StaffsHiroaki Yuasa, Ph.D., Professor
Tomoya Yasujima, Ph.D., Assistant Professor
Takahiro Yamashiro, Ph.D., Research Associate
- Functions and Regulation Mechanisms of Transporters Involved in Drug Disposition
- Roles of Transporters in Drug Disposition
- Physiological and Pathophysiological Roles of Transporters
- Methodologies of Evaluation and Prediction of Drug Disposition
The processes of drug disposition in the body (absorption, distribution, metabolism and excretion) are important as factors that determine drug concentration at the site of action and, thereby, affect therapeutic effects and also adverse effects. We have been particularly interested in transporters (membrane proteins for solute transport) involved in the processes of absorption, distribution and excretion of drugs and studying their functions and roles in drug disposition. Accumulating information about transporters would help exploring possibilities that transporters might be utilized for drug delivery into the body and/or to specific organs.
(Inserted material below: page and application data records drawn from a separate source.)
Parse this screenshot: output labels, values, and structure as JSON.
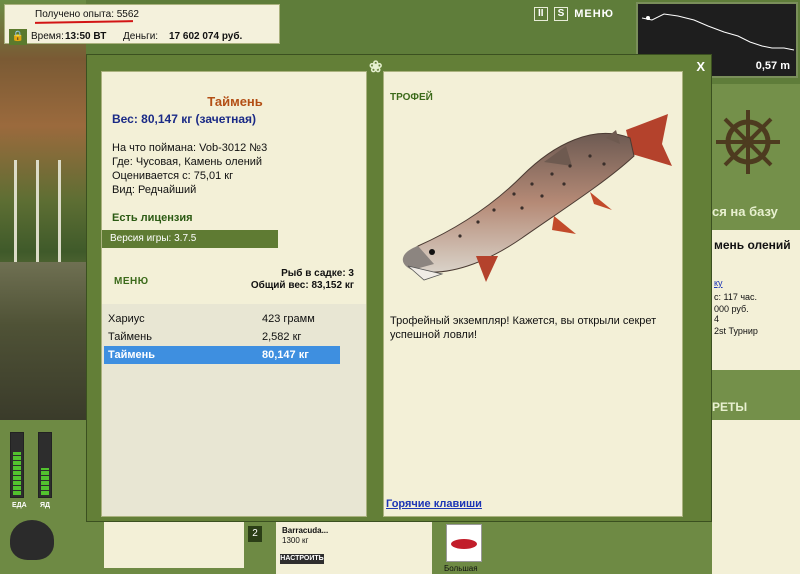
{
  "hud": {
    "experience_text": "Получено опыта: 5562",
    "time_label": "Время:",
    "time_value": "13:50 ВТ",
    "money_label": "Деньги:",
    "money_value": "17 602 074 руб.",
    "pause_label": "II",
    "s_label": "S",
    "menu_label": "МЕНЮ",
    "depth": "0,57 m"
  },
  "right_panel": {
    "base_button": "ся на базу",
    "location_fragment": "мень олений",
    "link_fragment": "ку",
    "hours": "с: 117 час.",
    "money_fragment": "000 руб.",
    "digit": "4",
    "tournament": "2st Турнир",
    "secrets_button": "РЕТЫ"
  },
  "bottom": {
    "gauge_left_label": "ЕДА",
    "gauge_right_label": "ЯД",
    "gauge_left_level": 0.72,
    "gauge_right_level": 0.45,
    "slot_number": "2",
    "gear_name": "Barracuda...",
    "gear_value": "1300 кг",
    "tune_button": "НАСТРОИТЬ",
    "lure_label": "Большая"
  },
  "modal": {
    "close_label": "X",
    "fish_name": "Таймень",
    "fish_weight": "Вес: 80,147 кг (зачетная)",
    "info_lines": [
      "На что поймана: Vob-3012 №3",
      "Где: Чусовая, Камень олений",
      "Оценивается с: 75,01 кг",
      "Вид: Редчайший"
    ],
    "license": "Есть лицензия",
    "version": "Версия игры: 3.7.5",
    "menu_label": "МЕНЮ",
    "keep_count": "Рыб в садке: 3",
    "keep_weight": "Общий вес: 83,152 кг",
    "catches": [
      {
        "name": "Хариус",
        "weight": "423 грамм",
        "selected": false
      },
      {
        "name": "Таймень",
        "weight": "2,582 кг",
        "selected": false
      },
      {
        "name": "Таймень",
        "weight": "80,147 кг",
        "selected": true
      }
    ],
    "trophy_label": "ТРОФЕЙ",
    "trophy_text": "Трофейный экземпляр! Кажется, вы открыли секрет успешной ловли!",
    "hotkeys_link": "Горячие клавиши"
  }
}
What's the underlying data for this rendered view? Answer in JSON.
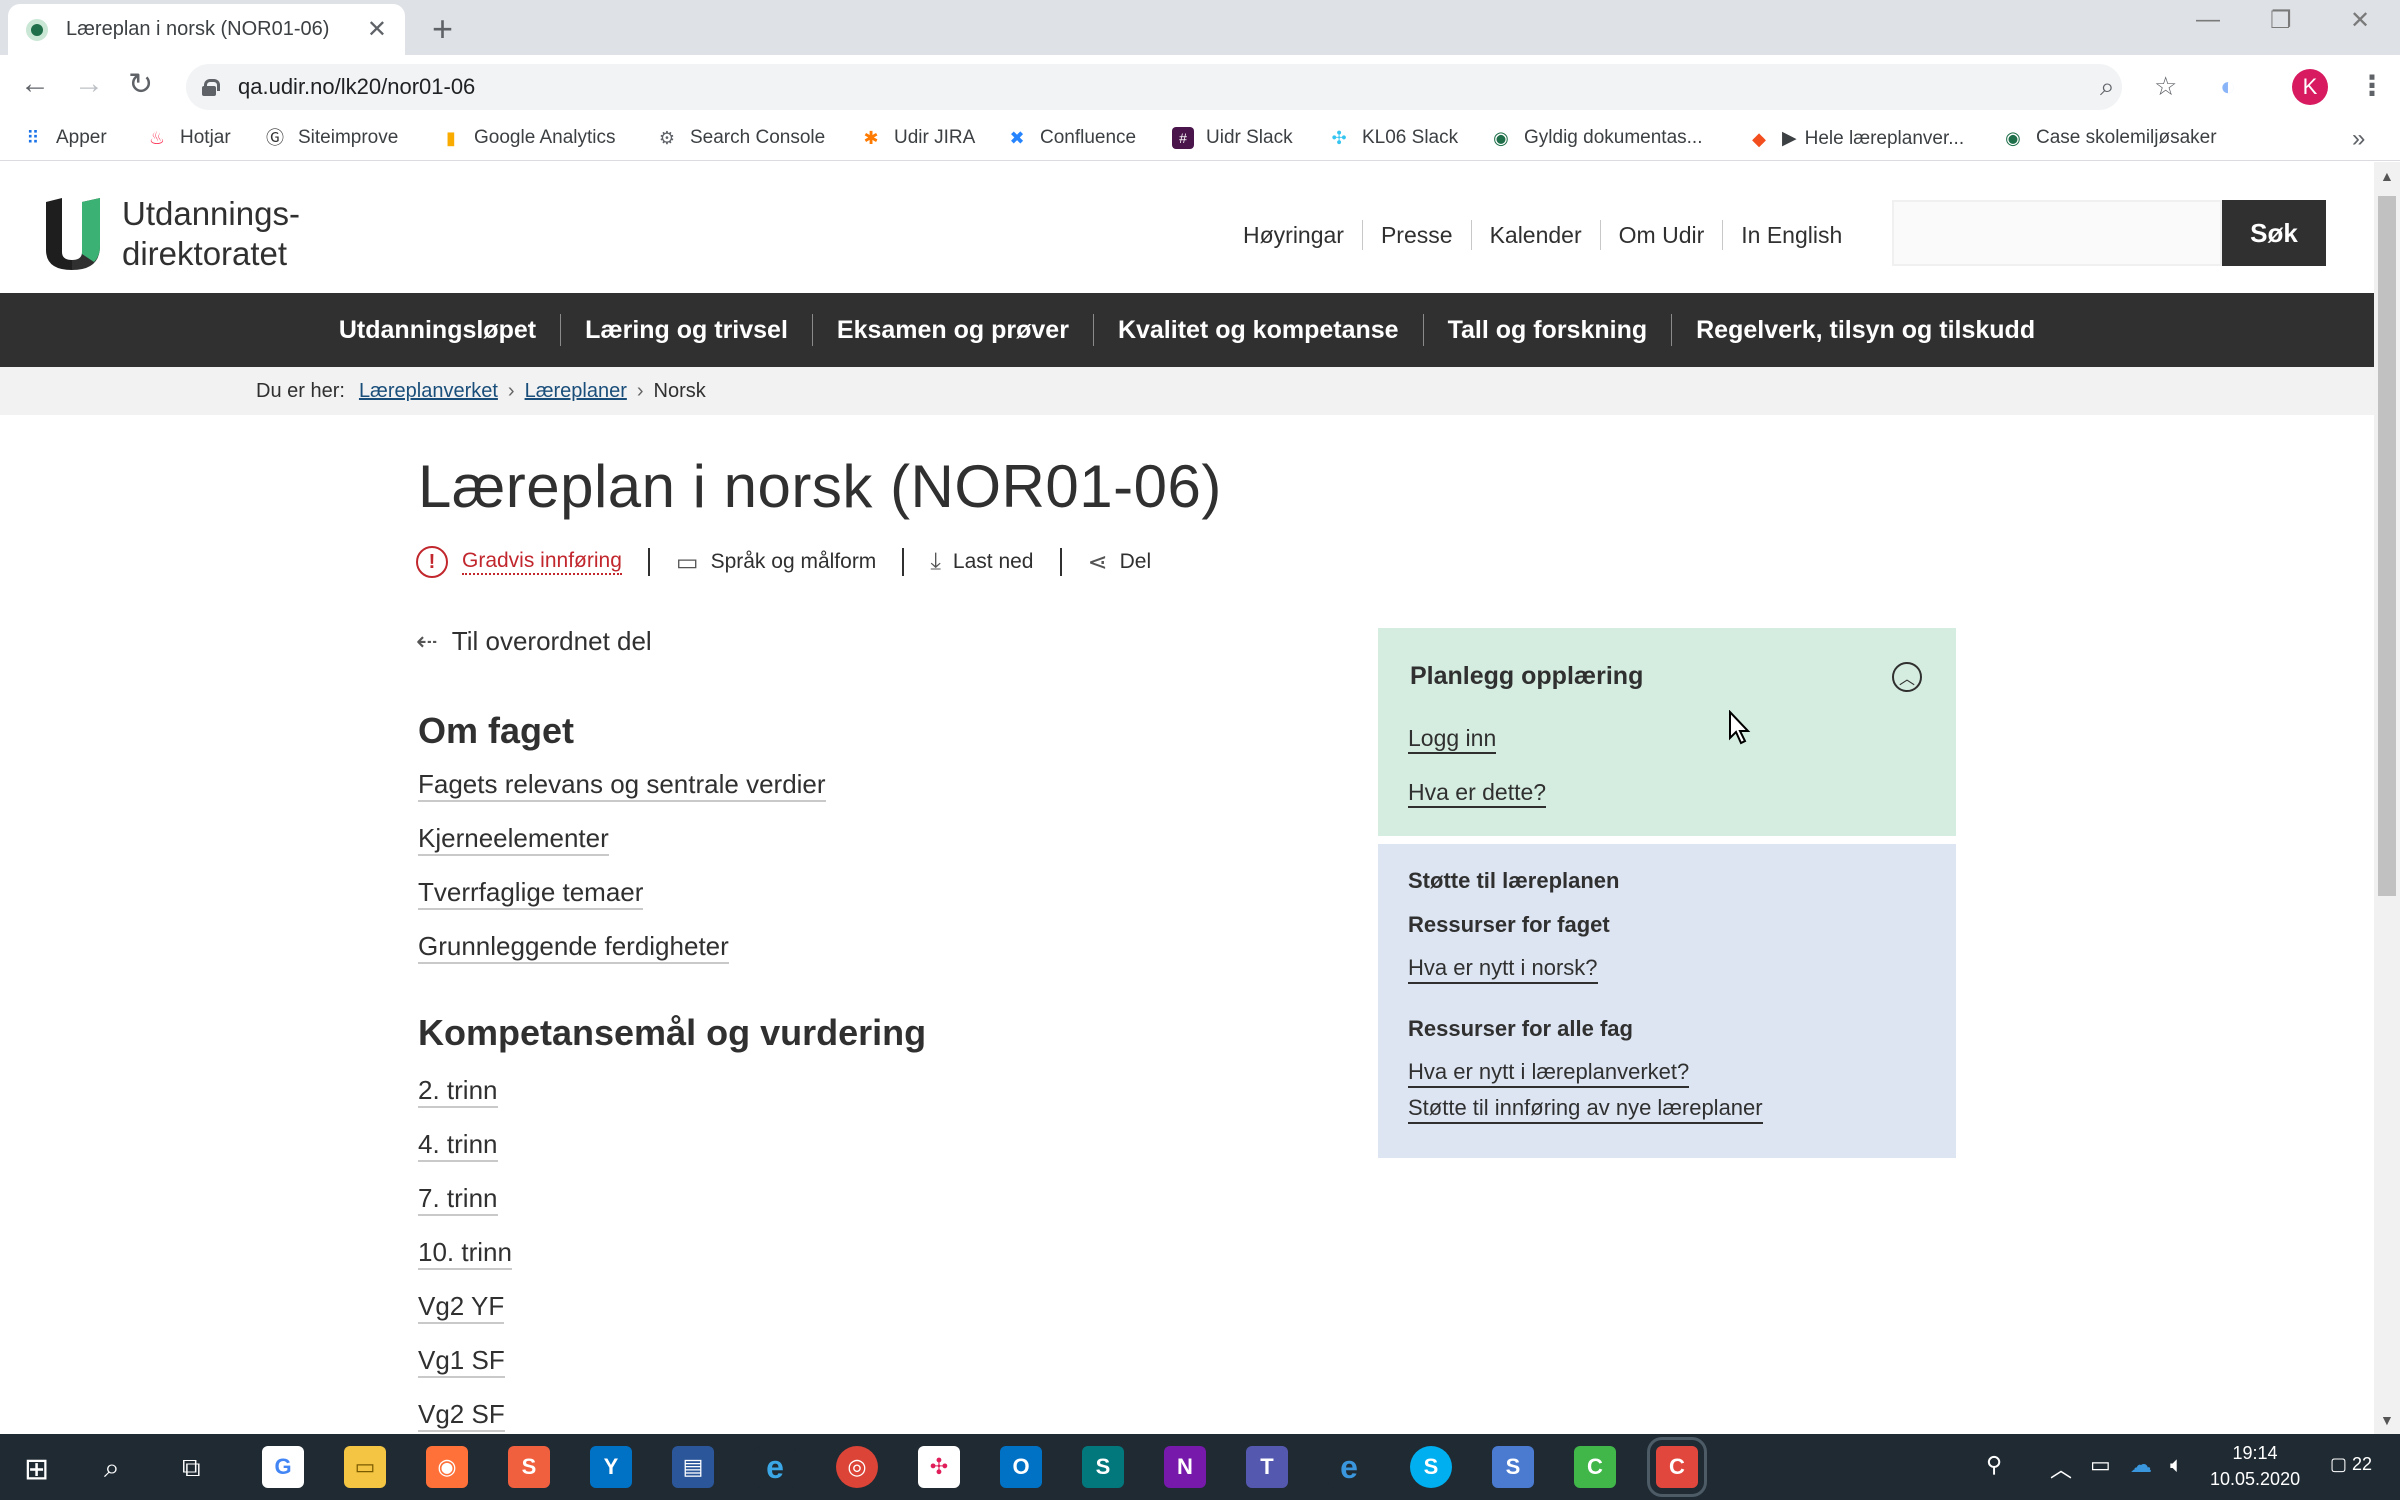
{
  "browser": {
    "tab_title": "Læreplan i norsk (NOR01-06)",
    "url": "qa.udir.no/lk20/nor01-06",
    "avatar_letter": "K",
    "bookmarks": [
      {
        "label": "Apper",
        "icon": "apps-grid-icon",
        "color": "#1a73e8"
      },
      {
        "label": "Hotjar",
        "icon": "hotjar-flame-icon",
        "color": "#fd3a5c"
      },
      {
        "label": "Siteimprove",
        "icon": "siteimprove-icon",
        "color": "#333333"
      },
      {
        "label": "Google Analytics",
        "icon": "analytics-icon",
        "color": "#f9ab00"
      },
      {
        "label": "Search Console",
        "icon": "search-console-icon",
        "color": "#5f6368"
      },
      {
        "label": "Udir JIRA",
        "icon": "jira-icon",
        "color": "#ff7a00"
      },
      {
        "label": "Confluence",
        "icon": "confluence-icon",
        "color": "#2684ff"
      },
      {
        "label": "Uidr Slack",
        "icon": "slack-icon",
        "color": "#4a154b"
      },
      {
        "label": "KL06 Slack",
        "icon": "slack-color-icon",
        "color": "#36c5f0"
      },
      {
        "label": "Gyldig dokumentas...",
        "icon": "udir-icon",
        "color": "#1f6f4a"
      },
      {
        "label": "Hele læreplanver...",
        "icon": "figma-icon",
        "color": "#f24e1e"
      },
      {
        "label": "Case skolemiljøsaker",
        "icon": "udir-icon",
        "color": "#1f6f4a"
      }
    ]
  },
  "site": {
    "logo_line1": "Utdannings-",
    "logo_line2": "direktoratet",
    "utility_nav": [
      "Høyringar",
      "Presse",
      "Kalender",
      "Om Udir",
      "In English"
    ],
    "search_button": "Søk",
    "main_nav": [
      "Utdanningsløpet",
      "Læring og trivsel",
      "Eksamen og prøver",
      "Kvalitet og kompetanse",
      "Tall og forskning",
      "Regelverk, tilsyn og tilskudd"
    ],
    "breadcrumb": {
      "prefix": "Du er her:",
      "items": [
        "Læreplanverket",
        "Læreplaner"
      ],
      "current": "Norsk"
    }
  },
  "content": {
    "title": "Læreplan i norsk (NOR01-06)",
    "tools": {
      "gradvis": "Gradvis innføring",
      "sprak": "Språk og målform",
      "lastned": "Last ned",
      "del": "Del"
    },
    "back_link": "Til overordnet del",
    "section1": {
      "title": "Om faget",
      "links": [
        "Fagets relevans og sentrale verdier",
        "Kjerneelementer",
        "Tverrfaglige temaer",
        "Grunnleggende ferdigheter"
      ]
    },
    "section2": {
      "title": "Kompetansemål og vurdering",
      "links": [
        "2. trinn",
        "4. trinn",
        "7. trinn",
        "10. trinn",
        "Vg2 YF",
        "Vg1 SF",
        "Vg2 SF"
      ]
    }
  },
  "aside": {
    "planlegg": {
      "title": "Planlegg opplæring",
      "login": "Logg inn",
      "what": "Hva er dette?"
    },
    "stotte": {
      "title": "Støtte til læreplanen",
      "fag_heading": "Ressurser for faget",
      "fag_link": "Hva er nytt i norsk?",
      "alle_heading": "Ressurser for alle fag",
      "alle_link1": "Hva er nytt i læreplanverket?",
      "alle_link2": "Støtte til innføring av nye læreplaner"
    }
  },
  "taskbar": {
    "time": "19:14",
    "date": "10.05.2020",
    "notifications": "22"
  }
}
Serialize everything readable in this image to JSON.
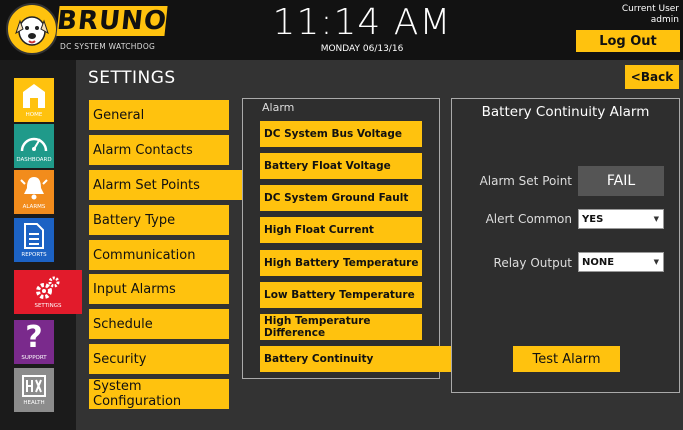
{
  "header": {
    "brand": "BRUNO",
    "brand_sub": "DC SYSTEM WATCHDOG",
    "time": "11:14 AM",
    "date": "MONDAY 06/13/16",
    "user_label": "Current User",
    "user_name": "admin",
    "logout_label": "Log Out"
  },
  "sidebar": {
    "items": [
      {
        "label": "HOME",
        "icon": "home-icon"
      },
      {
        "label": "DASHBOARD",
        "icon": "gauge-icon"
      },
      {
        "label": "ALARMS",
        "icon": "bell-icon"
      },
      {
        "label": "REPORTS",
        "icon": "document-icon"
      },
      {
        "label": "SETTINGS",
        "icon": "gears-icon"
      },
      {
        "label": "SUPPORT",
        "icon": "question-icon"
      },
      {
        "label": "HEALTH",
        "icon": "health-icon"
      }
    ]
  },
  "settings": {
    "title": "SETTINGS",
    "back_label": "<Back",
    "menu": [
      "General",
      "Alarm Contacts",
      "Alarm Set Points",
      "Battery Type",
      "Communication",
      "Input Alarms",
      "Schedule",
      "Security",
      "System Configuration"
    ],
    "active_menu_index": 2
  },
  "alarm": {
    "legend": "Alarm",
    "items": [
      "DC System Bus Voltage",
      "Battery Float Voltage",
      "DC System Ground Fault",
      "High Float Current",
      "High Battery Temperature",
      "Low Battery Temperature",
      "High Temperature Difference",
      "Battery Continuity"
    ],
    "active_index": 7
  },
  "detail": {
    "title": "Battery Continuity Alarm",
    "set_point_label": "Alarm Set Point",
    "set_point_value": "FAIL",
    "alert_common_label": "Alert Common",
    "alert_common_value": "YES",
    "relay_output_label": "Relay Output",
    "relay_output_value": "NONE",
    "test_label": "Test Alarm"
  },
  "colors": {
    "accent": "#ffc20e",
    "settings_active": "#e21b2b",
    "home": "#ffc20e",
    "dashboard": "#1f9a8a",
    "alarms": "#f28c1c",
    "reports": "#1c62c4",
    "support": "#7a2a8c",
    "health": "#8c8c8c"
  }
}
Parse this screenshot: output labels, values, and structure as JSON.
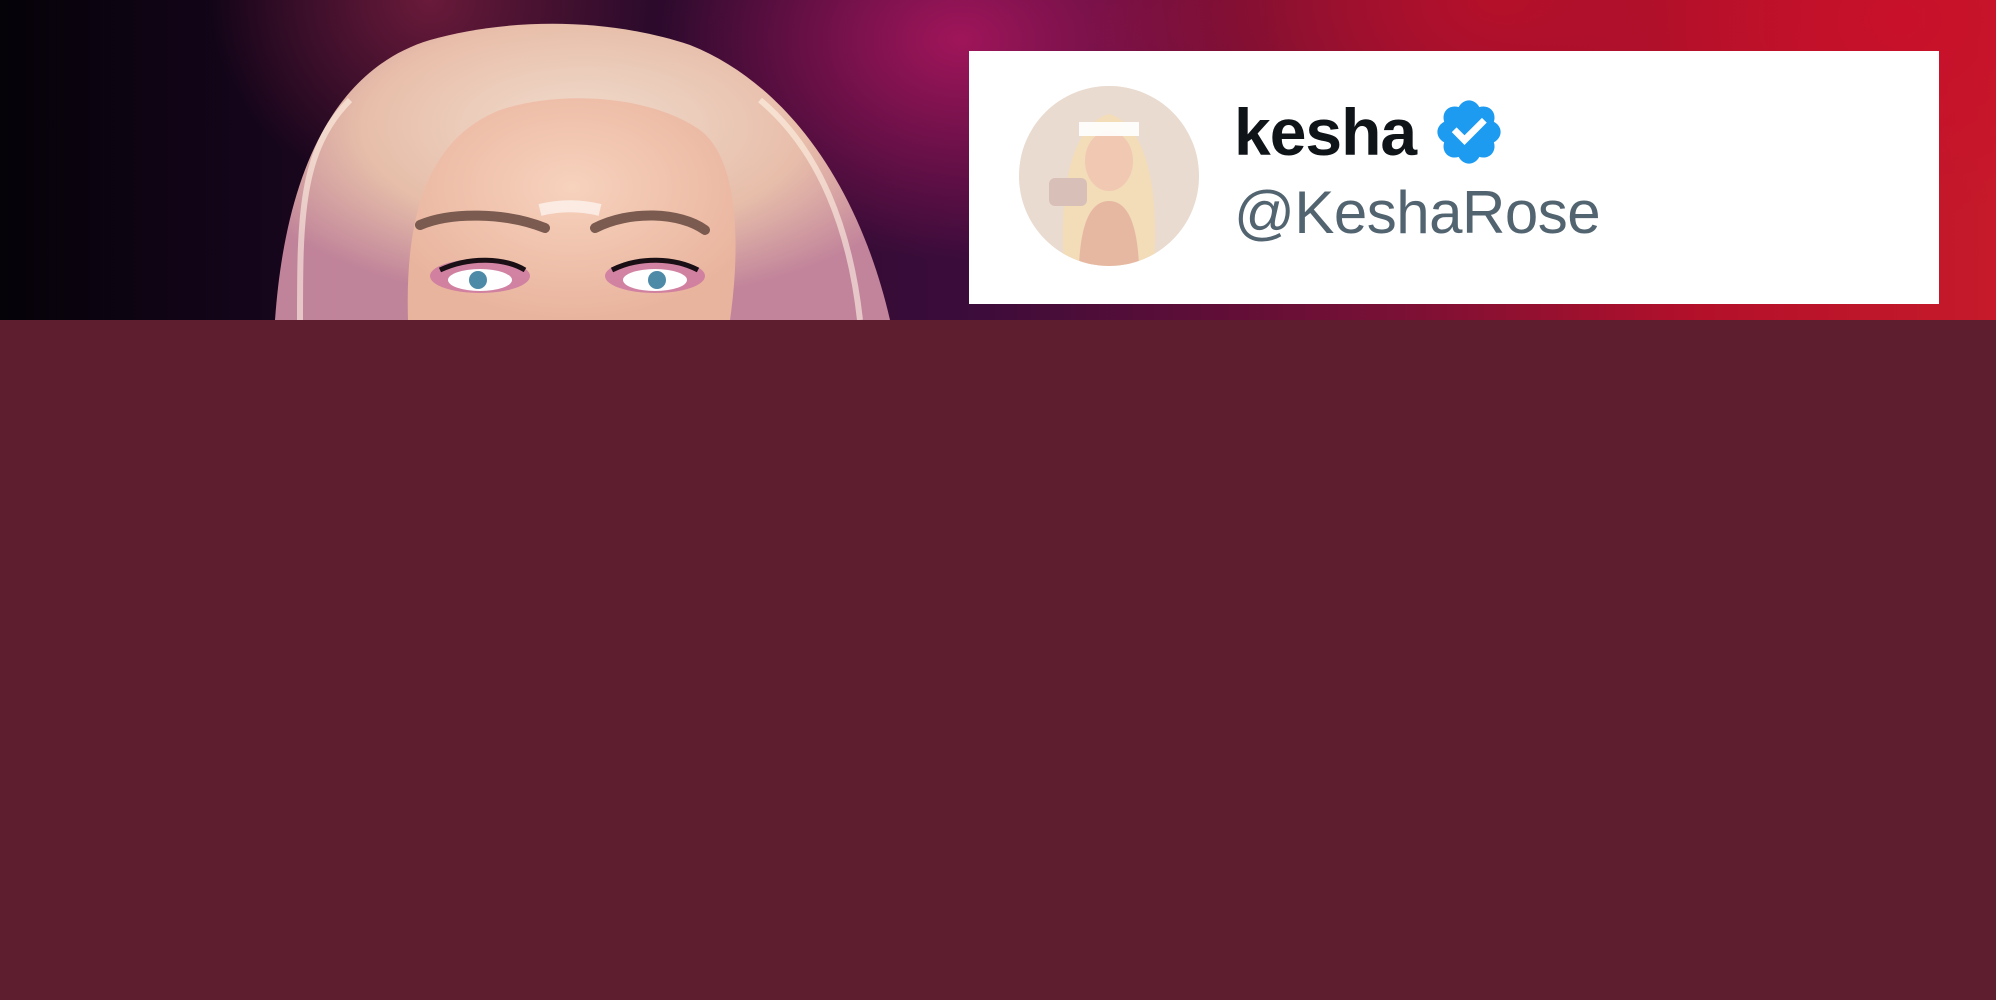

It would also help exploring strategies to, taking into account interindividual differences, adjust dosage regimens and optimize drug therapies.
Our research interests also include the physiological and pathophysiological roles of transporters as possible targets of drug development, and methodologies of evaluation and prediction of drug disposition for assisting in drug development and optimization of drug therapies.
(1) Intestinal drug absorption mediated by PCFT. MTX, an antifolate drug, is absorbed via PCFT, which is present in the intestine for the absorption of folate (vitamin B9). Although about 70% of its oral dose is absorbed from the intestine, it is not absorbed in the lower part, where PCFT is not present.
(2) Assay method for the evaluation of the functionality of human MATE1 (hMATE1). DAPI, a fluorescent dye used for nuclear staining, can be transported by hMATE1, a renal transporter for cationic drugs, into the cells and emit blue fluorescence (right), but this compound is practically impermeable through the plasma membrane of the cells without hMATE1 (left). Taking advantage of such characteristics, DAPI can be utilized for rapid assays of the functionality of hMATE1.
Department of Biopharmaceutics
Graduate School of Pharmaceutical Sciences, Nagoya City University
3-1 Tanabe-dori, Mizuho-ku, Nagoya 467-8603, Japan